Me da mucha pena venderla, pero he comprado otra alto y por desgracia no me puedo quedar con las dos.

Gracias,
Milena

Contacto

“It is not likely that anybody could question the necessity of ornaments. They are found everywhere in music, and are not only useful, but indispensable. They connect the notes; they give them life. They emphasise them, and besides giving accent and meaning they render them grateful; they illustrate the sentiments, be they sad or merry, and take an important part in the general effect. They give to the player an opportunity to show off his technical skill and powers of expression. A mediocre composition can be made attractive by their aid, and the best melody without them may seem obscure and meaningless.”

Carl Philipp Emanuel Bach (1714-1788) in Versuch über die wahre Art das Clavier zu spielen (Berlin, 1753)

(☞ found on dolmetsch.com‘s music theory online: ornamentation)

Diminutions on Io son ferito ahi lasso — A video from 06-02-15

G.P. da Palestrina & G.B. BovicelliIo son ferito ahi lasso

Milena Cord-to-Krax, recorder | Alejandro Casal, harpsichord

Last Friday I played these diminutions from Bovicelli’s treatise Regole, passaggi di musica, madrigali et motetti passeggiati (Venice, 1594). Bovicelli himself was a singer, but they work just as fine as an instrumental version, I think.

☞ I’m playing a g-alto ‘Ganassi’ recorder by Monika Musch.

Videos: recital 2013-2014

Here are three videos of my final recital of the academic year 2013-2014 recorded on June 12, 2014 at Sevilla’s Conservatorio Superior.

Beautiful 16th century diminutions:

C. de Rore & R. RognionoAnchor che col partire
Milena Cord-to-Krax, recorder (☞ Ganassi Tenor by Monika Musch)
Alejandro Casal, organ

This diminution is from Riccardo Rogniono’s diminution instruction book Passaggi per potersi essercitare nel diminuire terminatamente con ogni sorte d’instrumenti… (Venecia 1592).

A fine contemporary piece:

Calliope TsoupakiCharavgi
Milena Cord-to-Krax, recorder (☞ Ganassi g-Alto by Monika Musch)

Charavgi means the very beginning of dawn in greek. As the composer explains she tried not only to describe this moment but tu create a transformation of the musical material which ends just in the moment of the sunrise.

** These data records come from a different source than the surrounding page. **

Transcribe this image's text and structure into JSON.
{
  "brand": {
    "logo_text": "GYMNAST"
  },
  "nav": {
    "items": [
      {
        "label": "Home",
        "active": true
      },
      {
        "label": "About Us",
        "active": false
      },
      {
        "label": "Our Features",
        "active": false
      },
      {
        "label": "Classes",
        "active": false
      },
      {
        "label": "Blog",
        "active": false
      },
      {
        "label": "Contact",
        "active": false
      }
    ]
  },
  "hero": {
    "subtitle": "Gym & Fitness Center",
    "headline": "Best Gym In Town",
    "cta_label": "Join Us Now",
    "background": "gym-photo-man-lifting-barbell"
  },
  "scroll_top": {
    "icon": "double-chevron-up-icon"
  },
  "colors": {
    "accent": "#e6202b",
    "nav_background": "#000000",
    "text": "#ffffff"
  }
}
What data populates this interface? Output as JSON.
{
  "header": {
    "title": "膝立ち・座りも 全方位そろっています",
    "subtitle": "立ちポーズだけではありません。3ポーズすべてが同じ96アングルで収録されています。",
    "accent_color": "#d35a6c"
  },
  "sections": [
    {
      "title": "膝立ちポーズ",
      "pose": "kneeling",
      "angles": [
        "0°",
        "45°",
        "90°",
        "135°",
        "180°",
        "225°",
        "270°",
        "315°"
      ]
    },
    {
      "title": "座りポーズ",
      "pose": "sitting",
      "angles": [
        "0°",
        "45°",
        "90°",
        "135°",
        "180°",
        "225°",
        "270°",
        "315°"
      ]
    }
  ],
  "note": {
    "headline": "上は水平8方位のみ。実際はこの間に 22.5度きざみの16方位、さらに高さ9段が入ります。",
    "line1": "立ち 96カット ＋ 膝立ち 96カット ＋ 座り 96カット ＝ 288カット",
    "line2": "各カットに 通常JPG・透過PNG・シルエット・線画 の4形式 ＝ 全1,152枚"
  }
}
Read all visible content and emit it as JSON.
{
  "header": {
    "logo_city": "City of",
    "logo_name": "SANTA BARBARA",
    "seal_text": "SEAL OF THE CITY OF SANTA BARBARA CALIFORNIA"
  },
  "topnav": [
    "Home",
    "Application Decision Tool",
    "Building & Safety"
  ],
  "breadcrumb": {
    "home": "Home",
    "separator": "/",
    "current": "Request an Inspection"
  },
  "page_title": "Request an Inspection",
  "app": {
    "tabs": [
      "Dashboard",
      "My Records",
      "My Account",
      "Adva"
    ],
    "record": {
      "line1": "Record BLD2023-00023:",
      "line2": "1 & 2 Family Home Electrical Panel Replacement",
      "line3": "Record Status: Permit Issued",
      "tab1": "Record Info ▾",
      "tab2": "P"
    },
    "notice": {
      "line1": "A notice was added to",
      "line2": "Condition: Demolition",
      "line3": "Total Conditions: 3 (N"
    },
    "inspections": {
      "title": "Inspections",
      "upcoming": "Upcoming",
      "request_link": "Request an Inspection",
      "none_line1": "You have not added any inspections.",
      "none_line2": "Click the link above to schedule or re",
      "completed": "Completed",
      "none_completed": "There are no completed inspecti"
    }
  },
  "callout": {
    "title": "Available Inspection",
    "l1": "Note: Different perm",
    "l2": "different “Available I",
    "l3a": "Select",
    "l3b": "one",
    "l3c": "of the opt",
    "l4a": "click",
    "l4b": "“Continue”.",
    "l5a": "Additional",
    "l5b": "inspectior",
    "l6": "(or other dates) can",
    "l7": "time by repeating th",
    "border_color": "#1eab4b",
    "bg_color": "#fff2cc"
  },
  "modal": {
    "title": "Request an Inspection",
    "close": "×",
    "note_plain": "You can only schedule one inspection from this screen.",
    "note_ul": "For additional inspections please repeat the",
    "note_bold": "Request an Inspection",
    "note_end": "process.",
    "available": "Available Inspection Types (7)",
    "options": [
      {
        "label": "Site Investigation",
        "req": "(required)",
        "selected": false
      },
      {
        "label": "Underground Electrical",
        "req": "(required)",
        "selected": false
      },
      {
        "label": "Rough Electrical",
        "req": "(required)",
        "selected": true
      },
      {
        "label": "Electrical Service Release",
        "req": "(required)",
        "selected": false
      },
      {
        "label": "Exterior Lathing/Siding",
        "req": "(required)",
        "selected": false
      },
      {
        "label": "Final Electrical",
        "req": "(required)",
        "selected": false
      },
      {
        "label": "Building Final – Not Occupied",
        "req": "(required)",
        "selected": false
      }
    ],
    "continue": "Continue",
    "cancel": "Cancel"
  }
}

More 16th century diminutions, but the second of the three rounds on the Madrigal was embellished by myself:

J. Arcadelt & D. Ortiz & M. Cord-to-Krax — Recercada II, Diferentia & Recercada III after O felici occhi miei
Milena Cord-to-Krax, recorder (☞ Consort Tenor & g-Basset by Bob Marvin)
Alejandro Casal, harpsichord

This are 3 different versions of diminutions on the same madrigal: the first one are diminutions by Ortiz for the upper voice, the second version are diminutions by myself, after Ortiz, for the bass voice and the third version are again original diminutions by Ortiz as well for the bass voice. These appear as well in Ortiz’ great instruction book for diminutions Trattado de Glosas.